Exercise prompt: Retype each of the entries below exactly as written.
-- The records follows --
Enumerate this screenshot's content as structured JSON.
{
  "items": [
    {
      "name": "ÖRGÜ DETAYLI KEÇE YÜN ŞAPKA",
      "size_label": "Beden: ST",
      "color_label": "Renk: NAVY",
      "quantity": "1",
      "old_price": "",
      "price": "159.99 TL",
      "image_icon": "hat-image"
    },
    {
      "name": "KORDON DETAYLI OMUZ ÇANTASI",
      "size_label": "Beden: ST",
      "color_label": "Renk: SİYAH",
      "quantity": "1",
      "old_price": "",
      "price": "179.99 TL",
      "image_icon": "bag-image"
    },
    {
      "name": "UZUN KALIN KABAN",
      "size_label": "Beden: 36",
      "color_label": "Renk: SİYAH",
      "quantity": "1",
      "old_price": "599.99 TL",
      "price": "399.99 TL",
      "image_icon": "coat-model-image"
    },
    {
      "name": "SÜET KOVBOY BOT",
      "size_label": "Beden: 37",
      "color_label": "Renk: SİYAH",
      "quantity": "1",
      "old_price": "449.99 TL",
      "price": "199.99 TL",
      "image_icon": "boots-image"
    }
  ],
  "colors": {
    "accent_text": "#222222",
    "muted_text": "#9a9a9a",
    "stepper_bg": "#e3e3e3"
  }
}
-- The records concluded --
Task result:
Enumerate this screenshot's content as structured JSON.
{
  "items": [
    {
      "name": "ÖRGÜ DETAYLI KEÇE YÜN ŞAPKA",
      "size_label": "Beden: ST",
      "color_label": "Renk: NAVY",
      "quantity": "1",
      "old_price": "",
      "price": "159.99 TL",
      "image_icon": "hat-image"
    },
    {
      "name": "KORDON DETAYLI OMUZ ÇANTASI",
      "size_label": "Beden: ST",
      "color_label": "Renk: SİYAH",
      "quantity": "1",
      "old_price": "",
      "price": "179.99 TL",
      "image_icon": "bag-image"
    },
    {
      "name": "UZUN KALIN KABAN",
      "size_label": "Beden: 36",
      "color_label": "Renk: SİYAH",
      "quantity": "1",
      "old_price": "599.99 TL",
      "price": "399.99 TL",
      "image_icon": "coat-model-image"
    },
    {
      "name": "SÜET KOVBOY BOT",
      "size_label": "Beden: 37",
      "color_label": "Renk: SİYAH",
      "quantity": "1",
      "old_price": "449.99 TL",
      "price": "199.99 TL",
      "image_icon": "boots-image"
    }
  ],
  "colors": {
    "accent_text": "#222222",
    "muted_text": "#9a9a9a",
    "stepper_bg": "#e3e3e3"
  }
}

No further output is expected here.